(Beginning of Record extracts)

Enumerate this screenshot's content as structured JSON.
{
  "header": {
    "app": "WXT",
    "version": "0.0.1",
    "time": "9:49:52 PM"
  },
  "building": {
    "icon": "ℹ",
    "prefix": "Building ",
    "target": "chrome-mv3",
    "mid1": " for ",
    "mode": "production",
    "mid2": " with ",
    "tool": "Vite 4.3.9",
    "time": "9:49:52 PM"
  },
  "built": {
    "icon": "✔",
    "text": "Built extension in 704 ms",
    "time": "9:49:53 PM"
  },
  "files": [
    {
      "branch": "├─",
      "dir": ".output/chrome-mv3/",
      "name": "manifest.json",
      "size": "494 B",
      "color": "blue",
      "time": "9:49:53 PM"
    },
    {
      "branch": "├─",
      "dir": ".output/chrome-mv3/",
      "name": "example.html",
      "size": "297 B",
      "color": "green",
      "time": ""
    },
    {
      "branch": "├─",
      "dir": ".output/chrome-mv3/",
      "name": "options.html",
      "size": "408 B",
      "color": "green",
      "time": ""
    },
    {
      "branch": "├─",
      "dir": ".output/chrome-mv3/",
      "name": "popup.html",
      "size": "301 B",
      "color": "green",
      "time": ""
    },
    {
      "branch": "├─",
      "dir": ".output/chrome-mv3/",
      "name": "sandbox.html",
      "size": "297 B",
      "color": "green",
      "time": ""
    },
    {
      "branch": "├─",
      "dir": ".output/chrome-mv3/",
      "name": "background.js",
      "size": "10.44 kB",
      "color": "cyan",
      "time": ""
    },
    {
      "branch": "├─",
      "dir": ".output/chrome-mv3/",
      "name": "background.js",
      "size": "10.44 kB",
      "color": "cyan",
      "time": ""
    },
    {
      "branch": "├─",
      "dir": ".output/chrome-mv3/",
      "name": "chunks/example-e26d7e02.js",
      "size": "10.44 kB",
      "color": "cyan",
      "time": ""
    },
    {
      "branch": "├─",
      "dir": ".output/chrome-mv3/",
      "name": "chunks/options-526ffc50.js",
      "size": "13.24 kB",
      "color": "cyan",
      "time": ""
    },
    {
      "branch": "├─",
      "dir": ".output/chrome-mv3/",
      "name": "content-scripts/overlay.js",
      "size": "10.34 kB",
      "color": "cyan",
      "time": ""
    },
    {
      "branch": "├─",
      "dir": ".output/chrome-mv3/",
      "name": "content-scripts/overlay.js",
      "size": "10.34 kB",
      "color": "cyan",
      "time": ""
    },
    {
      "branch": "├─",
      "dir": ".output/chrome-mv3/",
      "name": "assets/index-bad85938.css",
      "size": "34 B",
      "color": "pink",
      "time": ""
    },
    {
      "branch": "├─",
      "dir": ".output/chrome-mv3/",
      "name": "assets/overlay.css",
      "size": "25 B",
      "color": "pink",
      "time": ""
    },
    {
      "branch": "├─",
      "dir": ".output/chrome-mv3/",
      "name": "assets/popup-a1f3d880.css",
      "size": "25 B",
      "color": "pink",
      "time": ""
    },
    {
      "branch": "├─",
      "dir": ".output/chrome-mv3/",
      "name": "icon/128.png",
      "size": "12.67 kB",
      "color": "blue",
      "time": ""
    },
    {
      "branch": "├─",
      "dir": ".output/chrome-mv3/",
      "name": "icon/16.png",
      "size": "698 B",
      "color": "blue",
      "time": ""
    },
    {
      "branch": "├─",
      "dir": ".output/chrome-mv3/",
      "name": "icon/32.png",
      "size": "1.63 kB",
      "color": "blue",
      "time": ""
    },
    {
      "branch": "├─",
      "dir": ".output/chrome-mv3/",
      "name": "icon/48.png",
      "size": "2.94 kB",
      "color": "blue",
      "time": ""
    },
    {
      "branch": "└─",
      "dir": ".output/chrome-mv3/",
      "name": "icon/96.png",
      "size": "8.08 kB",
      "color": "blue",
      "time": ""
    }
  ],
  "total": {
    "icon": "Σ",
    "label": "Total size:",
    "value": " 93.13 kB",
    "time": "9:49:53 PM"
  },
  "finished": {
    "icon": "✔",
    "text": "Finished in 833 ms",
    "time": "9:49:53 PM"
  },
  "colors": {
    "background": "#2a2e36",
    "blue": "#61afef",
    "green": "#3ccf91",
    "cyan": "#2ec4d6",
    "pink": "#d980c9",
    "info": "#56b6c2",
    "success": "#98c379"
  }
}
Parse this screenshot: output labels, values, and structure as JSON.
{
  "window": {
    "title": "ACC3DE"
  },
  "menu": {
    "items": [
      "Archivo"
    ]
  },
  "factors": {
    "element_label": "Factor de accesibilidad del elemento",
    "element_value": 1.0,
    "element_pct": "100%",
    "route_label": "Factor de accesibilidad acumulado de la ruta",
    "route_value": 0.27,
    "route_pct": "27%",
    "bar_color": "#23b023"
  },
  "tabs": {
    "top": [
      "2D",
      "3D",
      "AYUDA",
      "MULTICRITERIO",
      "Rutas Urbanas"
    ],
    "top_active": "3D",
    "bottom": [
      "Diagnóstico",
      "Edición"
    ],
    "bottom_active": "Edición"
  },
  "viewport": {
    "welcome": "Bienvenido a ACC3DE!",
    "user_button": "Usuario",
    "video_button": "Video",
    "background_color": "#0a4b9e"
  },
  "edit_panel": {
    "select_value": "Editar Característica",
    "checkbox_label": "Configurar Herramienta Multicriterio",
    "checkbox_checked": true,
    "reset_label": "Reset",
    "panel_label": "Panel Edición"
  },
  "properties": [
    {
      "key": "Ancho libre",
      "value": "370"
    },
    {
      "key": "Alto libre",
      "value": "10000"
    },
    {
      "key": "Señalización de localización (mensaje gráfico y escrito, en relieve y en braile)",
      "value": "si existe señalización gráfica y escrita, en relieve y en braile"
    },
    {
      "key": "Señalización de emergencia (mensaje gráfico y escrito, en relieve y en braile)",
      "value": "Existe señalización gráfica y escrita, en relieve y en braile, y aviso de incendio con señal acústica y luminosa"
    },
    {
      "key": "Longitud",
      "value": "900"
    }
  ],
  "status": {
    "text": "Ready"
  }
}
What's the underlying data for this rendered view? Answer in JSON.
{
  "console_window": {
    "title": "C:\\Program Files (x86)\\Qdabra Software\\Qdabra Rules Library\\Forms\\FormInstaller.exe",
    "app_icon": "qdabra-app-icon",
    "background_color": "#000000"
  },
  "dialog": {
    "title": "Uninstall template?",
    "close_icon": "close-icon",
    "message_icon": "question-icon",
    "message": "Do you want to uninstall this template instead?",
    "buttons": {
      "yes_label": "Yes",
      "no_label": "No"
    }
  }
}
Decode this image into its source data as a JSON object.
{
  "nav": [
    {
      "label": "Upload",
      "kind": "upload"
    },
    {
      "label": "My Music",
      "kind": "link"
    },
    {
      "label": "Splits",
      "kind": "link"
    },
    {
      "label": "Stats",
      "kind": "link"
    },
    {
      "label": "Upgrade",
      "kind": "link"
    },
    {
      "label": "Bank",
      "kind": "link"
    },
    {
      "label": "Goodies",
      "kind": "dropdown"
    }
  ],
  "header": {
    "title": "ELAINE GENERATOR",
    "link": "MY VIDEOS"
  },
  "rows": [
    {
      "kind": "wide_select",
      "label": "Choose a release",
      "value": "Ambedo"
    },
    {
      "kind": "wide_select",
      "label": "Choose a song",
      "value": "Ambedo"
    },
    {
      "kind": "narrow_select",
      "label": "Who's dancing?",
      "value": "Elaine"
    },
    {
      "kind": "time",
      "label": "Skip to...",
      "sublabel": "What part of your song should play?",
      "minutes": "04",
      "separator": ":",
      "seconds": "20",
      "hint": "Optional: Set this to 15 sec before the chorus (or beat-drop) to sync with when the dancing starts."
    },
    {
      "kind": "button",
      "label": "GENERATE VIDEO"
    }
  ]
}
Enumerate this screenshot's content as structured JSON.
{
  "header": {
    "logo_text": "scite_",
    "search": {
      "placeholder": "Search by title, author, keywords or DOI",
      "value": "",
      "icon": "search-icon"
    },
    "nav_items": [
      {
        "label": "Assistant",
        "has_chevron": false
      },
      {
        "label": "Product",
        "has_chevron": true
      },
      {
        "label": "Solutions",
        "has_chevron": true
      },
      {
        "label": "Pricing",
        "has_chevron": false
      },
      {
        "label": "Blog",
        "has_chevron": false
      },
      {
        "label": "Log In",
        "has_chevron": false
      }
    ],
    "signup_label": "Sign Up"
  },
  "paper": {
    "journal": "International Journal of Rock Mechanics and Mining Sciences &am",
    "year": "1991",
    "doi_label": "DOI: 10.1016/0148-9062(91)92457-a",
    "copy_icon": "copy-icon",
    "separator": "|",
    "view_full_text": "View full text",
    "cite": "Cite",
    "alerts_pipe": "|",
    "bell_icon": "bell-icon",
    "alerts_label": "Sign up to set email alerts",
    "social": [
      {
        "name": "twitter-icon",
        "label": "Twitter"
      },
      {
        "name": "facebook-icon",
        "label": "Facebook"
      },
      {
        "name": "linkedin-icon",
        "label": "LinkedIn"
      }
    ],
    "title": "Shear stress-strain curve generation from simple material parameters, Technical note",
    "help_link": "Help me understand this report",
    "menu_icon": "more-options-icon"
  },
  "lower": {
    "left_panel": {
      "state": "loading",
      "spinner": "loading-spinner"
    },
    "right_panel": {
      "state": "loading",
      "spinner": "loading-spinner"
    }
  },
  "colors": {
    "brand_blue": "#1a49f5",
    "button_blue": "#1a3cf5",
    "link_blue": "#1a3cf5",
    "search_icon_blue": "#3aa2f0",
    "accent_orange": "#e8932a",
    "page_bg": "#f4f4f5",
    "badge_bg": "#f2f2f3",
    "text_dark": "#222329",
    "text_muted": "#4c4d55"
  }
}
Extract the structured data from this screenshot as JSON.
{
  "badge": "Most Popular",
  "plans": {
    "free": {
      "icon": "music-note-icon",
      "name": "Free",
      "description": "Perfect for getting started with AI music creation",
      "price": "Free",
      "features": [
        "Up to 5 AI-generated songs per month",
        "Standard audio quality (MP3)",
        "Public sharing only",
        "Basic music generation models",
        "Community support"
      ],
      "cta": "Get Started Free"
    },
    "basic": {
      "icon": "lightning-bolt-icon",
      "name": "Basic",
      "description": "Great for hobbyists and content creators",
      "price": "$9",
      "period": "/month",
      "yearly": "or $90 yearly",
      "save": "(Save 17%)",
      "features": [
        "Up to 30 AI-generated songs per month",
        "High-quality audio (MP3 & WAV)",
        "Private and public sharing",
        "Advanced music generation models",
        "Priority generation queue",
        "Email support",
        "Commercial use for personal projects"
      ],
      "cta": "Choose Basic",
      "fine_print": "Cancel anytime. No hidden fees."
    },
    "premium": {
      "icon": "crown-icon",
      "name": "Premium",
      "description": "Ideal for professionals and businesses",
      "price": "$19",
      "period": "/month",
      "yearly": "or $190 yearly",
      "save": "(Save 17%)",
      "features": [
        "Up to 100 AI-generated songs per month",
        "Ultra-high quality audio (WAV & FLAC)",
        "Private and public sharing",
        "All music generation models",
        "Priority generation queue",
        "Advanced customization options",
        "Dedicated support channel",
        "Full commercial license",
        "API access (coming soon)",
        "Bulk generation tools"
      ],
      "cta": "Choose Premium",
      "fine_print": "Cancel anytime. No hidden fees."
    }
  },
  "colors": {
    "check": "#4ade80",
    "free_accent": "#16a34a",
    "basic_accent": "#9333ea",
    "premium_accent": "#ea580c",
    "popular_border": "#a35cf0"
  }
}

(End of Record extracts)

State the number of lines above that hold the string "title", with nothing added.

6